* [WHAT NEEDS TO BE DONE]
Set down every line below, word for word.

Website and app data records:
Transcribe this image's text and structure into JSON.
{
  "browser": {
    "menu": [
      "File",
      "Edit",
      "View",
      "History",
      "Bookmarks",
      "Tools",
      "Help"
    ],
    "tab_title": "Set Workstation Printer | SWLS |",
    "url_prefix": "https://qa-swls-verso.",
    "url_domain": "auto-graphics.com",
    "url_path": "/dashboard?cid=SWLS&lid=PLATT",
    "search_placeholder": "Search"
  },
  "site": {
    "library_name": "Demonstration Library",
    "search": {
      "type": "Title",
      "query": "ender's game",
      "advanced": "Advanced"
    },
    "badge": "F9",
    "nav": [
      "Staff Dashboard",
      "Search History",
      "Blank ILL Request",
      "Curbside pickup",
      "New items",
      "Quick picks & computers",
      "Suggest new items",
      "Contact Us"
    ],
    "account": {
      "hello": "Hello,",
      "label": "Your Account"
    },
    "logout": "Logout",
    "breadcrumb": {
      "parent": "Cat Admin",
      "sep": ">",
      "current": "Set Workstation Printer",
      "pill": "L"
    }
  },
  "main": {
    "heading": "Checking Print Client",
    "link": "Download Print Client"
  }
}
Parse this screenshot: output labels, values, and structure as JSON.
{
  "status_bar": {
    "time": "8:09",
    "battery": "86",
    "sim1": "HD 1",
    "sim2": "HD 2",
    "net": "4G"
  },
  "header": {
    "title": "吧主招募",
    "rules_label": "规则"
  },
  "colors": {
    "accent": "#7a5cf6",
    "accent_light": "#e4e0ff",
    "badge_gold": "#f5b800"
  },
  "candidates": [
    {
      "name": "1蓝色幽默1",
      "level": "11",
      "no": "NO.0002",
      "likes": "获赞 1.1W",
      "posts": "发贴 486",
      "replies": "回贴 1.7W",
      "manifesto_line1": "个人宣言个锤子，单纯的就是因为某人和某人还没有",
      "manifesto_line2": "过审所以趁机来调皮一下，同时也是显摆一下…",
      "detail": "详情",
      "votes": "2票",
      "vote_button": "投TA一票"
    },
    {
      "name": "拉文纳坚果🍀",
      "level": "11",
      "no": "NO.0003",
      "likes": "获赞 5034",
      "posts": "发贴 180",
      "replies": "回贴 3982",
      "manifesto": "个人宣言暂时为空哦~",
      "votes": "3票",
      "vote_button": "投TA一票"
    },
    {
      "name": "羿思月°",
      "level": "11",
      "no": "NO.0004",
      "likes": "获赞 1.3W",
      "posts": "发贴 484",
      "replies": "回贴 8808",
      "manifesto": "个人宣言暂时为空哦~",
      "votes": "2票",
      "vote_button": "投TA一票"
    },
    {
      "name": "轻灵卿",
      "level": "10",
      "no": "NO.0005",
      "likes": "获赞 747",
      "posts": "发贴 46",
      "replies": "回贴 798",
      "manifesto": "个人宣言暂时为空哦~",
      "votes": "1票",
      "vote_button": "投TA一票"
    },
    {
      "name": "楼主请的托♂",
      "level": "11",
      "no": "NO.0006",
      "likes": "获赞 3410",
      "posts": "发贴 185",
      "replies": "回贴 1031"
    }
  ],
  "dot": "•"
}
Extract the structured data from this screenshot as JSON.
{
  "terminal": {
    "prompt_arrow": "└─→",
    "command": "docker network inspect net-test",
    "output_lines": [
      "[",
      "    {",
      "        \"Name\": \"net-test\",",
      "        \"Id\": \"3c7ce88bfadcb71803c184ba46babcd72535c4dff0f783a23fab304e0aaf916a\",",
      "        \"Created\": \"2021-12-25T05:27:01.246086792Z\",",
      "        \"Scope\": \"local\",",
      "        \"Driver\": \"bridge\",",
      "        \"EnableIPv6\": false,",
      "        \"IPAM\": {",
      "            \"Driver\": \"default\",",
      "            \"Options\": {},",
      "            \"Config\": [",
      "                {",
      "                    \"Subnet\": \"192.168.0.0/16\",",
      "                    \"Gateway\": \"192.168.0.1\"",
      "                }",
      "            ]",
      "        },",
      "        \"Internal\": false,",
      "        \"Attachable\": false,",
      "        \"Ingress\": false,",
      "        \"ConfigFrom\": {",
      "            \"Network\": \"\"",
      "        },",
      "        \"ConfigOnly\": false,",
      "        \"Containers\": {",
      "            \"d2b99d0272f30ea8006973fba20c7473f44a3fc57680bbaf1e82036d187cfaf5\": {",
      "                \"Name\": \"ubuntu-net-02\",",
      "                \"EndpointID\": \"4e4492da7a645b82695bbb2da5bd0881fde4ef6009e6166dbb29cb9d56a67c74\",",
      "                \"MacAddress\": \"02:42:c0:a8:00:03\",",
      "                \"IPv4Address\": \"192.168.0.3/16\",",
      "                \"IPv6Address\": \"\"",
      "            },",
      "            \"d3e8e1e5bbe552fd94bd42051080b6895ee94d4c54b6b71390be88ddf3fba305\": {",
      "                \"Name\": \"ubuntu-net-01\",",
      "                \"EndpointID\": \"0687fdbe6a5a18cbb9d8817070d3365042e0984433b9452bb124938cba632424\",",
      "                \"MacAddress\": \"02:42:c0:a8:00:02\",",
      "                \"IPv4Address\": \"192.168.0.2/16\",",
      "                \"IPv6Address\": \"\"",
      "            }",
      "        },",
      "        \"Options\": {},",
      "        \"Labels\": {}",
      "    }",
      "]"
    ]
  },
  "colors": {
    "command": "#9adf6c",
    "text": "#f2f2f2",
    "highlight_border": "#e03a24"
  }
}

* [YOUR SOLUTION]
Transcribe this image's text and structure into JSON.
{
  "browser": {
    "menu": [
      "File",
      "Edit",
      "View",
      "History",
      "Bookmarks",
      "Tools",
      "Help"
    ],
    "tab_title": "Set Workstation Printer | SWLS |",
    "url_prefix": "https://qa-swls-verso.",
    "url_domain": "auto-graphics.com",
    "url_path": "/dashboard?cid=SWLS&lid=PLATT",
    "search_placeholder": "Search"
  },
  "site": {
    "library_name": "Demonstration Library",
    "search": {
      "type": "Title",
      "query": "ender's game",
      "advanced": "Advanced"
    },
    "badge": "F9",
    "nav": [
      "Staff Dashboard",
      "Search History",
      "Blank ILL Request",
      "Curbside pickup",
      "New items",
      "Quick picks & computers",
      "Suggest new items",
      "Contact Us"
    ],
    "account": {
      "hello": "Hello,",
      "label": "Your Account"
    },
    "logout": "Logout",
    "breadcrumb": {
      "parent": "Cat Admin",
      "sep": ">",
      "current": "Set Workstation Printer",
      "pill": "L"
    }
  },
  "main": {
    "heading": "Checking Print Client",
    "link": "Download Print Client"
  }
}
Parse this screenshot: output labels, values, and structure as JSON.
{
  "status_bar": {
    "time": "8:09",
    "battery": "86",
    "sim1": "HD 1",
    "sim2": "HD 2",
    "net": "4G"
  },
  "header": {
    "title": "吧主招募",
    "rules_label": "规则"
  },
  "colors": {
    "accent": "#7a5cf6",
    "accent_light": "#e4e0ff",
    "badge_gold": "#f5b800"
  },
  "candidates": [
    {
      "name": "1蓝色幽默1",
      "level": "11",
      "no": "NO.0002",
      "likes": "获赞 1.1W",
      "posts": "发贴 486",
      "replies": "回贴 1.7W",
      "manifesto_line1": "个人宣言个锤子，单纯的就是因为某人和某人还没有",
      "manifesto_line2": "过审所以趁机来调皮一下，同时也是显摆一下…",
      "detail": "详情",
      "votes": "2票",
      "vote_button": "投TA一票"
    },
    {
      "name": "拉文纳坚果🍀",
      "level": "11",
      "no": "NO.0003",
      "likes": "获赞 5034",
      "posts": "发贴 180",
      "replies": "回贴 3982",
      "manifesto": "个人宣言暂时为空哦~",
      "votes": "3票",
      "vote_button": "投TA一票"
    },
    {
      "name": "羿思月°",
      "level": "11",
      "no": "NO.0004",
      "likes": "获赞 1.3W",
      "posts": "发贴 484",
      "replies": "回贴 8808",
      "manifesto": "个人宣言暂时为空哦~",
      "votes": "2票",
      "vote_button": "投TA一票"
    },
    {
      "name": "轻灵卿",
      "level": "10",
      "no": "NO.0005",
      "likes": "获赞 747",
      "posts": "发贴 46",
      "replies": "回贴 798",
      "manifesto": "个人宣言暂时为空哦~",
      "votes": "1票",
      "vote_button": "投TA一票"
    },
    {
      "name": "楼主请的托♂",
      "level": "11",
      "no": "NO.0006",
      "likes": "获赞 3410",
      "posts": "发贴 185",
      "replies": "回贴 1031"
    }
  ],
  "dot": "•"
}
Extract the structured data from this screenshot as JSON.
{
  "terminal": {
    "prompt_arrow": "└─→",
    "command": "docker network inspect net-test",
    "output_lines": [
      "[",
      "    {",
      "        \"Name\": \"net-test\",",
      "        \"Id\": \"3c7ce88bfadcb71803c184ba46babcd72535c4dff0f783a23fab304e0aaf916a\",",
      "        \"Created\": \"2021-12-25T05:27:01.246086792Z\",",
      "        \"Scope\": \"local\",",
      "        \"Driver\": \"bridge\",",
      "        \"EnableIPv6\": false,",
      "        \"IPAM\": {",
      "            \"Driver\": \"default\",",
      "            \"Options\": {},",
      "            \"Config\": [",
      "                {",
      "                    \"Subnet\": \"192.168.0.0/16\",",
      "                    \"Gateway\": \"192.168.0.1\"",
      "                }",
      "            ]",
      "        },",
      "        \"Internal\": false,",
      "        \"Attachable\": false,",
      "        \"Ingress\": false,",
      "        \"ConfigFrom\": {",
      "            \"Network\": \"\"",
      "        },",
      "        \"ConfigOnly\": false,",
      "        \"Containers\": {",
      "            \"d2b99d0272f30ea8006973fba20c7473f44a3fc57680bbaf1e82036d187cfaf5\": {",
      "                \"Name\": \"ubuntu-net-02\",",
      "                \"EndpointID\": \"4e4492da7a645b82695bbb2da5bd0881fde4ef6009e6166dbb29cb9d56a67c74\",",
      "                \"MacAddress\": \"02:42:c0:a8:00:03\",",
      "                \"IPv4Address\": \"192.168.0.3/16\",",
      "                \"IPv6Address\": \"\"",
      "            },",
      "            \"d3e8e1e5bbe552fd94bd42051080b6895ee94d4c54b6b71390be88ddf3fba305\": {",
      "                \"Name\": \"ubuntu-net-01\",",
      "                \"EndpointID\": \"0687fdbe6a5a18cbb9d8817070d3365042e0984433b9452bb124938cba632424\",",
      "                \"MacAddress\": \"02:42:c0:a8:00:02\",",
      "                \"IPv4Address\": \"192.168.0.2/16\",",
      "                \"IPv6Address\": \"\"",
      "            }",
      "        },",
      "        \"Options\": {},",
      "        \"Labels\": {}",
      "    }",
      "]"
    ]
  },
  "colors": {
    "command": "#9adf6c",
    "text": "#f2f2f2",
    "highlight_border": "#e03a24"
  }
}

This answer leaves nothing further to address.